Count the lines below that include the word "Pieces", then give that number and no other words.

Extracted data: Begin

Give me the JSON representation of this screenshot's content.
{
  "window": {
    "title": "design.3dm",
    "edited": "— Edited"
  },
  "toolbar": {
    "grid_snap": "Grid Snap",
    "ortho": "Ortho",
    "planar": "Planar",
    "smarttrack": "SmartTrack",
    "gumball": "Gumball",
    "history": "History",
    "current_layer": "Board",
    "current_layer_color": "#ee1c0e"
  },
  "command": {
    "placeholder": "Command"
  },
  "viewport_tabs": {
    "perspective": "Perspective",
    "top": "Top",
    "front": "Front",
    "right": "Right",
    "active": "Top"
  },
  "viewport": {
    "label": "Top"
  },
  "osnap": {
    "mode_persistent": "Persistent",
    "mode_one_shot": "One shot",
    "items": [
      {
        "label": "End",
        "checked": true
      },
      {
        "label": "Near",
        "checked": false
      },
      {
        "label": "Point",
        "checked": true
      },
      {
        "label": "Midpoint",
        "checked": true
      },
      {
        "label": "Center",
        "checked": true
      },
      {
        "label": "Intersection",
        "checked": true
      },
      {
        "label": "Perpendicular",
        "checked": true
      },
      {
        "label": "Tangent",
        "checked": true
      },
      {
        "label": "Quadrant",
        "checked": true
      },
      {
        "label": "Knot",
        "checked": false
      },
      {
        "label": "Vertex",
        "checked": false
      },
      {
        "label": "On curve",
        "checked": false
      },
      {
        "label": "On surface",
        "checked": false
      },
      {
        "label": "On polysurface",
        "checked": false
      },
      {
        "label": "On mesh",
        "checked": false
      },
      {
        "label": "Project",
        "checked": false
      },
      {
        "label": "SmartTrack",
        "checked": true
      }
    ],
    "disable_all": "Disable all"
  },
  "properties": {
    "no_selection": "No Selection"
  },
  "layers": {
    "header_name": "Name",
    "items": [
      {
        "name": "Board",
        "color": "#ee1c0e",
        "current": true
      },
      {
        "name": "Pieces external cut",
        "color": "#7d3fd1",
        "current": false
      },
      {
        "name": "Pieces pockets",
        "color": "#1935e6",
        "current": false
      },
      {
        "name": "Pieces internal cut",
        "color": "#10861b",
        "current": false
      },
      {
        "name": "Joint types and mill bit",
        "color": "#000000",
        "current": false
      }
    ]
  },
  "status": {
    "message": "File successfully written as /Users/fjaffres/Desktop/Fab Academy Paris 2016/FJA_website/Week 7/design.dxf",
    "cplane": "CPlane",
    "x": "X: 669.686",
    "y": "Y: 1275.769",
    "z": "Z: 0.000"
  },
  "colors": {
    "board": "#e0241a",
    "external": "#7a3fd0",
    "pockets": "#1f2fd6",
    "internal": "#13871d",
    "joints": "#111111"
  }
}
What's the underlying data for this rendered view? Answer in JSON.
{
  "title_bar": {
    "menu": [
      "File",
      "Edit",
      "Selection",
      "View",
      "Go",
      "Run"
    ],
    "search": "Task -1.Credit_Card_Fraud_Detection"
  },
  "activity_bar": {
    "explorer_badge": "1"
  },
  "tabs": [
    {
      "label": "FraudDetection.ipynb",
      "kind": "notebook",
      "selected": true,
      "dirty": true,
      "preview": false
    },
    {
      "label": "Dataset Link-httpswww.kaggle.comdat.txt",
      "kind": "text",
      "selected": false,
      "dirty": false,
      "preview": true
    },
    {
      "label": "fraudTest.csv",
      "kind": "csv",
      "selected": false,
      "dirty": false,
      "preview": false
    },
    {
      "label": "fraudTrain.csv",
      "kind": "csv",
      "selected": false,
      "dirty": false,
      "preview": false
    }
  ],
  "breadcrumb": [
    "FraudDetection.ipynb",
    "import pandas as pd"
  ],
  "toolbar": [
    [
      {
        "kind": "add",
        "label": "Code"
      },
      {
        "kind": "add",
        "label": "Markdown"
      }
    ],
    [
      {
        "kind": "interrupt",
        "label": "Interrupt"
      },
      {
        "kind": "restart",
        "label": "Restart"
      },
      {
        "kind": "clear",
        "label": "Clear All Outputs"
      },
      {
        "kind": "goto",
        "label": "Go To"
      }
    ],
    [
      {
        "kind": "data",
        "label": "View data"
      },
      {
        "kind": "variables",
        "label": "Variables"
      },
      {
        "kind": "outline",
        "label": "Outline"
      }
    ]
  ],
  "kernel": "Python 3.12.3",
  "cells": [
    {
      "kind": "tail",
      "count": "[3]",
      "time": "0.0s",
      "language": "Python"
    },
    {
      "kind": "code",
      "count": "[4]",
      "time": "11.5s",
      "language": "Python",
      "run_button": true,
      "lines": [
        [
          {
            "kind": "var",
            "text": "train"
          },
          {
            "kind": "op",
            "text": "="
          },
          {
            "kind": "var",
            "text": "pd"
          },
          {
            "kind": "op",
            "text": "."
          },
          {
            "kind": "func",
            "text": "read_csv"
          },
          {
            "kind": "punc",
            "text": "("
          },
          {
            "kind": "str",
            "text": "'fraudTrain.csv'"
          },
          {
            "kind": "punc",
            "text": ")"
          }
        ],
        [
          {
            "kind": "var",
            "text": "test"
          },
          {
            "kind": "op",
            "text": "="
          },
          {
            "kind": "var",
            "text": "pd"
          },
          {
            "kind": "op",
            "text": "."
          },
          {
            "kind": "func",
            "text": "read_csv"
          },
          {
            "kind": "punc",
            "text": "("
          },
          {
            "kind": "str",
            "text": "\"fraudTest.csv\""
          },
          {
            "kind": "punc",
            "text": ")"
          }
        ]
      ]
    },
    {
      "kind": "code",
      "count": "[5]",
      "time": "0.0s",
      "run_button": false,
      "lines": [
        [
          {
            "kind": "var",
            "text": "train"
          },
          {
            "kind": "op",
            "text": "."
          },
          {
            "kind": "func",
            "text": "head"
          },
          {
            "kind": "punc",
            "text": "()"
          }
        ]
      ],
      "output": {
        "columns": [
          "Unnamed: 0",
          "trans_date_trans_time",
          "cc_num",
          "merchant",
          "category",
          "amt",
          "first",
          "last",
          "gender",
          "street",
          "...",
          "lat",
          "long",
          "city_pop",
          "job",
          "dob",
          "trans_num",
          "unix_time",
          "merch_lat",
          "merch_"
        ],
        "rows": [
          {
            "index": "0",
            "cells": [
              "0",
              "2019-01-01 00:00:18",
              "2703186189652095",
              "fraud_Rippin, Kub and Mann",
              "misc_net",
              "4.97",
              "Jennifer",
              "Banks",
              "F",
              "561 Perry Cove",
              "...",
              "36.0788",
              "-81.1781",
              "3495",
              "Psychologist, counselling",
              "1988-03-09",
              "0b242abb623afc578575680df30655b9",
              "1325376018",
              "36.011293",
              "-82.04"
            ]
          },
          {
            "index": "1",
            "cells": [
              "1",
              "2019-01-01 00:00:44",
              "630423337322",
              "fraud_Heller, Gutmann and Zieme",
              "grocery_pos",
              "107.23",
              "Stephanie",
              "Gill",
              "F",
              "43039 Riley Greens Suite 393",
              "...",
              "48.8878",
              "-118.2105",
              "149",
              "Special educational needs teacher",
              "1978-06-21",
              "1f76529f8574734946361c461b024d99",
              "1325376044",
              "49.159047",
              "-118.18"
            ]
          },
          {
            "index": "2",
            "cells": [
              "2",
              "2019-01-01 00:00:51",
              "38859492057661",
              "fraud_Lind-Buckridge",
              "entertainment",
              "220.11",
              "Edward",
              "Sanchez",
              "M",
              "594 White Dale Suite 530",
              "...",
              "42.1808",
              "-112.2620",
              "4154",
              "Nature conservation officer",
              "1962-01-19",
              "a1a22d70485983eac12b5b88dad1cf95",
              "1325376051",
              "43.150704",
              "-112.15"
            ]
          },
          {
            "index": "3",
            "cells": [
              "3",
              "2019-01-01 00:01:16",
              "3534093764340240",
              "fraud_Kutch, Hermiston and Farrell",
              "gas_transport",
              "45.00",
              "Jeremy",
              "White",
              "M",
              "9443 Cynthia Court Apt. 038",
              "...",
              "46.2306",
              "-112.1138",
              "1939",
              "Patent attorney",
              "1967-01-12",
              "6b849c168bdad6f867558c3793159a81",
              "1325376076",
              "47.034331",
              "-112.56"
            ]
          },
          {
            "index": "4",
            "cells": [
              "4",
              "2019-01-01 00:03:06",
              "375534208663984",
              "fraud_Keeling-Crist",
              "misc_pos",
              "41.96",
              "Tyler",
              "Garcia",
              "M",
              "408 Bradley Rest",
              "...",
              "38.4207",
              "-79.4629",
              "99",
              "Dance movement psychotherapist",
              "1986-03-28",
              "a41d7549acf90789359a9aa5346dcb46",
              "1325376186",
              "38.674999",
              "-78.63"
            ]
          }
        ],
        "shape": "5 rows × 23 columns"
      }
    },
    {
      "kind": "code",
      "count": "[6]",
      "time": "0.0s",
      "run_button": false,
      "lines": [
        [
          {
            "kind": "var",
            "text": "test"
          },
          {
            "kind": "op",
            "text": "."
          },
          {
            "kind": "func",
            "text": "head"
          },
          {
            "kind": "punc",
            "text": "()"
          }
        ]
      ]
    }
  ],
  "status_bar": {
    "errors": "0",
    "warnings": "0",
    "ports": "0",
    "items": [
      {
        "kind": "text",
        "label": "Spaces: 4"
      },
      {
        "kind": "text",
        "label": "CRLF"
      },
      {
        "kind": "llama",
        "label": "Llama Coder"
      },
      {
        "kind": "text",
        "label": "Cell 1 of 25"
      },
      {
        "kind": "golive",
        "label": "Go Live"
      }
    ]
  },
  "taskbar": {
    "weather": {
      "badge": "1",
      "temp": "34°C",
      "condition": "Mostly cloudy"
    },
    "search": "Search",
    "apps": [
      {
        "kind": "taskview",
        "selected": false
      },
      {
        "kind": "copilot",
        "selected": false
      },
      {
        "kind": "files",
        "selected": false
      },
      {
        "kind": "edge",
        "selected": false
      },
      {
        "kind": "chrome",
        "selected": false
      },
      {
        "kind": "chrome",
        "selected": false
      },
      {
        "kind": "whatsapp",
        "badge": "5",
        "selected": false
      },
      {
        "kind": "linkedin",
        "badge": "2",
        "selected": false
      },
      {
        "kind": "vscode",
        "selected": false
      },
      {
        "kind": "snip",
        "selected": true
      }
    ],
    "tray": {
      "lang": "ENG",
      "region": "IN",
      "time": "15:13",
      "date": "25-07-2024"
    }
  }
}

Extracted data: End

- _Result of the task_:
3